What you have to do:
Return all entries below exactly. Skip nothing.

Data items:

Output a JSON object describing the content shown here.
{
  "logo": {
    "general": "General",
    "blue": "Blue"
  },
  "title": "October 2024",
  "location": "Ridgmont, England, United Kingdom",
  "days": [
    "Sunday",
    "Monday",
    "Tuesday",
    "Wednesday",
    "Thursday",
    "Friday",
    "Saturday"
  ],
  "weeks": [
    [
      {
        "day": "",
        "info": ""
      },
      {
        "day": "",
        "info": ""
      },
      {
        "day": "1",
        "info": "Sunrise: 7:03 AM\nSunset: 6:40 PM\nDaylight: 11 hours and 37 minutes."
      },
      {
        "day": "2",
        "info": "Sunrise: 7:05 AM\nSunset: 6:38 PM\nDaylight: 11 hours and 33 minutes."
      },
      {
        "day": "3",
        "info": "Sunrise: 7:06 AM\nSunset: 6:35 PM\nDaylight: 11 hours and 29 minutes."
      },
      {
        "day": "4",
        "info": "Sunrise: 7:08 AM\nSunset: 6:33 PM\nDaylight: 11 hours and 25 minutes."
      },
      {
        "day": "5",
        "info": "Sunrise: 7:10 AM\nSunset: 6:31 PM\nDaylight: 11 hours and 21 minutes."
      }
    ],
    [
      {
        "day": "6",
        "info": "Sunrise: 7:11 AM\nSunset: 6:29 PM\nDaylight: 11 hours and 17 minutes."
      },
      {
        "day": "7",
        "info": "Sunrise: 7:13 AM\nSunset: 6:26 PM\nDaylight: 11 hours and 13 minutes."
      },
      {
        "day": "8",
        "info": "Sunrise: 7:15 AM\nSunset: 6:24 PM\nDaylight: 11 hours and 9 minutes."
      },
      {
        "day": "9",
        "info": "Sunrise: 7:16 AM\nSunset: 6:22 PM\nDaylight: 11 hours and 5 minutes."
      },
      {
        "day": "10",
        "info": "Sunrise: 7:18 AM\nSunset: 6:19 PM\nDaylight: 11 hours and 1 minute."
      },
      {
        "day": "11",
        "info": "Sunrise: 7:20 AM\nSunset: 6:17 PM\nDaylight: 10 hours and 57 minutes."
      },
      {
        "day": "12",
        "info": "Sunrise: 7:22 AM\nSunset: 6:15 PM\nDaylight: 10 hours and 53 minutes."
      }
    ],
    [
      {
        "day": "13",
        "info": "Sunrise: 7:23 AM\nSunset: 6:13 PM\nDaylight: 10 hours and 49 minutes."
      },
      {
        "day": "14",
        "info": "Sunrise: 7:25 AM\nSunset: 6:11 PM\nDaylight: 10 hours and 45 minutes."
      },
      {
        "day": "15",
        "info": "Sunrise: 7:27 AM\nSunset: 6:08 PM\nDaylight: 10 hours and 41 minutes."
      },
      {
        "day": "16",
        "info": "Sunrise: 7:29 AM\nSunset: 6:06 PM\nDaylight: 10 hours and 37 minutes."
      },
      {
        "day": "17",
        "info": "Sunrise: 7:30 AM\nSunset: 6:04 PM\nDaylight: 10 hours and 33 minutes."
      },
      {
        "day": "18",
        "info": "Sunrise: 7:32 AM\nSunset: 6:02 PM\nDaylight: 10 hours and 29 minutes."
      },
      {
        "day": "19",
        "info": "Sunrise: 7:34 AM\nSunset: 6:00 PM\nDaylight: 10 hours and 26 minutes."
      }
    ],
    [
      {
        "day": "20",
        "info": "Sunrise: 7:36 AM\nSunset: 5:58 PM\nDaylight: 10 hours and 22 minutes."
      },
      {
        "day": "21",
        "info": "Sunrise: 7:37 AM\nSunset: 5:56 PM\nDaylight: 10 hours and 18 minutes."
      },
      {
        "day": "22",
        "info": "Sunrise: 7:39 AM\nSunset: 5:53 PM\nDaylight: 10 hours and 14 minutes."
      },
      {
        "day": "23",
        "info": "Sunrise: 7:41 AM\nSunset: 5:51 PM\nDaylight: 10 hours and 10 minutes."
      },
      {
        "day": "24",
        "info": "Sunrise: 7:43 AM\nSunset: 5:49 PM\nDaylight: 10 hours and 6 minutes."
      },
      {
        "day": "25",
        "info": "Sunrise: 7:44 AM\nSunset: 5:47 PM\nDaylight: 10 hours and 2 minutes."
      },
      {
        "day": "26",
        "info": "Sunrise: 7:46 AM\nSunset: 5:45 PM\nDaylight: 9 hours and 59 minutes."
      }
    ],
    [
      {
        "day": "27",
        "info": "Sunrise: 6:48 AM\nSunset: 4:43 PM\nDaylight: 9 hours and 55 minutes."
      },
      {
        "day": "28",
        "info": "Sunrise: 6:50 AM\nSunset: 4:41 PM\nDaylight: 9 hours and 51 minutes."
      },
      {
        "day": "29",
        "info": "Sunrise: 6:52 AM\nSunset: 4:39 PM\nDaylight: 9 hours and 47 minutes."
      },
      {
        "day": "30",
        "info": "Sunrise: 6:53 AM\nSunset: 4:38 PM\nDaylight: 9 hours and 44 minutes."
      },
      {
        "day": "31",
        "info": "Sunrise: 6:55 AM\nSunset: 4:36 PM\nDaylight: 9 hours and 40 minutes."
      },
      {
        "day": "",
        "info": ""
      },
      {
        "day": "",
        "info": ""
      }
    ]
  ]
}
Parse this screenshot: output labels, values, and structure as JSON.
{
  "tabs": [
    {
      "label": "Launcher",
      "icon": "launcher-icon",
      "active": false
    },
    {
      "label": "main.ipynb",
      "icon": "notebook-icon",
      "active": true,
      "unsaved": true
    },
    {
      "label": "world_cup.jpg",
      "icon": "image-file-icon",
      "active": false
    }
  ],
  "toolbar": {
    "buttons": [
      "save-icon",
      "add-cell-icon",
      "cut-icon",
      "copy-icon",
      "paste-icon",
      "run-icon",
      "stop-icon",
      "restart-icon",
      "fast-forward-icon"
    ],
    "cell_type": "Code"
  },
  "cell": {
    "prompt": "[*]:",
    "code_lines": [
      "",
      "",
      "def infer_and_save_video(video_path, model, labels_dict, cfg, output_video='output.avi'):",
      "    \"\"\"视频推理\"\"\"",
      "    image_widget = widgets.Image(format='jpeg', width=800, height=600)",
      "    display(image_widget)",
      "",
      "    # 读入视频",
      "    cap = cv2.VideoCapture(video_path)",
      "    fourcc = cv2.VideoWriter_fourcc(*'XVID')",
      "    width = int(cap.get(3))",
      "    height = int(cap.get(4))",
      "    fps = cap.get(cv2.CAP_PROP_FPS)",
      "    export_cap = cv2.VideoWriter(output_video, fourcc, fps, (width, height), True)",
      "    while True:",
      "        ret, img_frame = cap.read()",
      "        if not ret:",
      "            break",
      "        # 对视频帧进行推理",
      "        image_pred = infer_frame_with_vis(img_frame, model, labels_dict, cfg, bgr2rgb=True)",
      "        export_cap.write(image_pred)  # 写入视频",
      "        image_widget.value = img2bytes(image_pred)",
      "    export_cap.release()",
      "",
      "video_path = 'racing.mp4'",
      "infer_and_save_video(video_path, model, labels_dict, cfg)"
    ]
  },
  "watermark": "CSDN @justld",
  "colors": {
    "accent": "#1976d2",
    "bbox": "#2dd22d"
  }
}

Solution below:
Output a JSON object describing the content shown here.
{
  "logo": {
    "general": "General",
    "blue": "Blue"
  },
  "title": "October 2024",
  "location": "Ridgmont, England, United Kingdom",
  "days": [
    "Sunday",
    "Monday",
    "Tuesday",
    "Wednesday",
    "Thursday",
    "Friday",
    "Saturday"
  ],
  "weeks": [
    [
      {
        "day": "",
        "info": ""
      },
      {
        "day": "",
        "info": ""
      },
      {
        "day": "1",
        "info": "Sunrise: 7:03 AM\nSunset: 6:40 PM\nDaylight: 11 hours and 37 minutes."
      },
      {
        "day": "2",
        "info": "Sunrise: 7:05 AM\nSunset: 6:38 PM\nDaylight: 11 hours and 33 minutes."
      },
      {
        "day": "3",
        "info": "Sunrise: 7:06 AM\nSunset: 6:35 PM\nDaylight: 11 hours and 29 minutes."
      },
      {
        "day": "4",
        "info": "Sunrise: 7:08 AM\nSunset: 6:33 PM\nDaylight: 11 hours and 25 minutes."
      },
      {
        "day": "5",
        "info": "Sunrise: 7:10 AM\nSunset: 6:31 PM\nDaylight: 11 hours and 21 minutes."
      }
    ],
    [
      {
        "day": "6",
        "info": "Sunrise: 7:11 AM\nSunset: 6:29 PM\nDaylight: 11 hours and 17 minutes."
      },
      {
        "day": "7",
        "info": "Sunrise: 7:13 AM\nSunset: 6:26 PM\nDaylight: 11 hours and 13 minutes."
      },
      {
        "day": "8",
        "info": "Sunrise: 7:15 AM\nSunset: 6:24 PM\nDaylight: 11 hours and 9 minutes."
      },
      {
        "day": "9",
        "info": "Sunrise: 7:16 AM\nSunset: 6:22 PM\nDaylight: 11 hours and 5 minutes."
      },
      {
        "day": "10",
        "info": "Sunrise: 7:18 AM\nSunset: 6:19 PM\nDaylight: 11 hours and 1 minute."
      },
      {
        "day": "11",
        "info": "Sunrise: 7:20 AM\nSunset: 6:17 PM\nDaylight: 10 hours and 57 minutes."
      },
      {
        "day": "12",
        "info": "Sunrise: 7:22 AM\nSunset: 6:15 PM\nDaylight: 10 hours and 53 minutes."
      }
    ],
    [
      {
        "day": "13",
        "info": "Sunrise: 7:23 AM\nSunset: 6:13 PM\nDaylight: 10 hours and 49 minutes."
      },
      {
        "day": "14",
        "info": "Sunrise: 7:25 AM\nSunset: 6:11 PM\nDaylight: 10 hours and 45 minutes."
      },
      {
        "day": "15",
        "info": "Sunrise: 7:27 AM\nSunset: 6:08 PM\nDaylight: 10 hours and 41 minutes."
      },
      {
        "day": "16",
        "info": "Sunrise: 7:29 AM\nSunset: 6:06 PM\nDaylight: 10 hours and 37 minutes."
      },
      {
        "day": "17",
        "info": "Sunrise: 7:30 AM\nSunset: 6:04 PM\nDaylight: 10 hours and 33 minutes."
      },
      {
        "day": "18",
        "info": "Sunrise: 7:32 AM\nSunset: 6:02 PM\nDaylight: 10 hours and 29 minutes."
      },
      {
        "day": "19",
        "info": "Sunrise: 7:34 AM\nSunset: 6:00 PM\nDaylight: 10 hours and 26 minutes."
      }
    ],
    [
      {
        "day": "20",
        "info": "Sunrise: 7:36 AM\nSunset: 5:58 PM\nDaylight: 10 hours and 22 minutes."
      },
      {
        "day": "21",
        "info": "Sunrise: 7:37 AM\nSunset: 5:56 PM\nDaylight: 10 hours and 18 minutes."
      },
      {
        "day": "22",
        "info": "Sunrise: 7:39 AM\nSunset: 5:53 PM\nDaylight: 10 hours and 14 minutes."
      },
      {
        "day": "23",
        "info": "Sunrise: 7:41 AM\nSunset: 5:51 PM\nDaylight: 10 hours and 10 minutes."
      },
      {
        "day": "24",
        "info": "Sunrise: 7:43 AM\nSunset: 5:49 PM\nDaylight: 10 hours and 6 minutes."
      },
      {
        "day": "25",
        "info": "Sunrise: 7:44 AM\nSunset: 5:47 PM\nDaylight: 10 hours and 2 minutes."
      },
      {
        "day": "26",
        "info": "Sunrise: 7:46 AM\nSunset: 5:45 PM\nDaylight: 9 hours and 59 minutes."
      }
    ],
    [
      {
        "day": "27",
        "info": "Sunrise: 6:48 AM\nSunset: 4:43 PM\nDaylight: 9 hours and 55 minutes."
      },
      {
        "day": "28",
        "info": "Sunrise: 6:50 AM\nSunset: 4:41 PM\nDaylight: 9 hours and 51 minutes."
      },
      {
        "day": "29",
        "info": "Sunrise: 6:52 AM\nSunset: 4:39 PM\nDaylight: 9 hours and 47 minutes."
      },
      {
        "day": "30",
        "info": "Sunrise: 6:53 AM\nSunset: 4:38 PM\nDaylight: 9 hours and 44 minutes."
      },
      {
        "day": "31",
        "info": "Sunrise: 6:55 AM\nSunset: 4:36 PM\nDaylight: 9 hours and 40 minutes."
      },
      {
        "day": "",
        "info": ""
      },
      {
        "day": "",
        "info": ""
      }
    ]
  ]
}
Parse this screenshot: output labels, values, and structure as JSON.
{
  "tabs": [
    {
      "label": "Launcher",
      "icon": "launcher-icon",
      "active": false
    },
    {
      "label": "main.ipynb",
      "icon": "notebook-icon",
      "active": true,
      "unsaved": true
    },
    {
      "label": "world_cup.jpg",
      "icon": "image-file-icon",
      "active": false
    }
  ],
  "toolbar": {
    "buttons": [
      "save-icon",
      "add-cell-icon",
      "cut-icon",
      "copy-icon",
      "paste-icon",
      "run-icon",
      "stop-icon",
      "restart-icon",
      "fast-forward-icon"
    ],
    "cell_type": "Code"
  },
  "cell": {
    "prompt": "[*]:",
    "code_lines": [
      "",
      "",
      "def infer_and_save_video(video_path, model, labels_dict, cfg, output_video='output.avi'):",
      "    \"\"\"视频推理\"\"\"",
      "    image_widget = widgets.Image(format='jpeg', width=800, height=600)",
      "    display(image_widget)",
      "",
      "    # 读入视频",
      "    cap = cv2.VideoCapture(video_path)",
      "    fourcc = cv2.VideoWriter_fourcc(*'XVID')",
      "    width = int(cap.get(3))",
      "    height = int(cap.get(4))",
      "    fps = cap.get(cv2.CAP_PROP_FPS)",
      "    export_cap = cv2.VideoWriter(output_video, fourcc, fps, (width, height), True)",
      "    while True:",
      "        ret, img_frame = cap.read()",
      "        if not ret:",
      "            break",
      "        # 对视频帧进行推理",
      "        image_pred = infer_frame_with_vis(img_frame, model, labels_dict, cfg, bgr2rgb=True)",
      "        export_cap.write(image_pred)  # 写入视频",
      "        image_widget.value = img2bytes(image_pred)",
      "    export_cap.release()",
      "",
      "video_path = 'racing.mp4'",
      "infer_and_save_video(video_path, model, labels_dict, cfg)"
    ]
  },
  "watermark": "CSDN @justld",
  "colors": {
    "accent": "#1976d2",
    "bbox": "#2dd22d"
  }
}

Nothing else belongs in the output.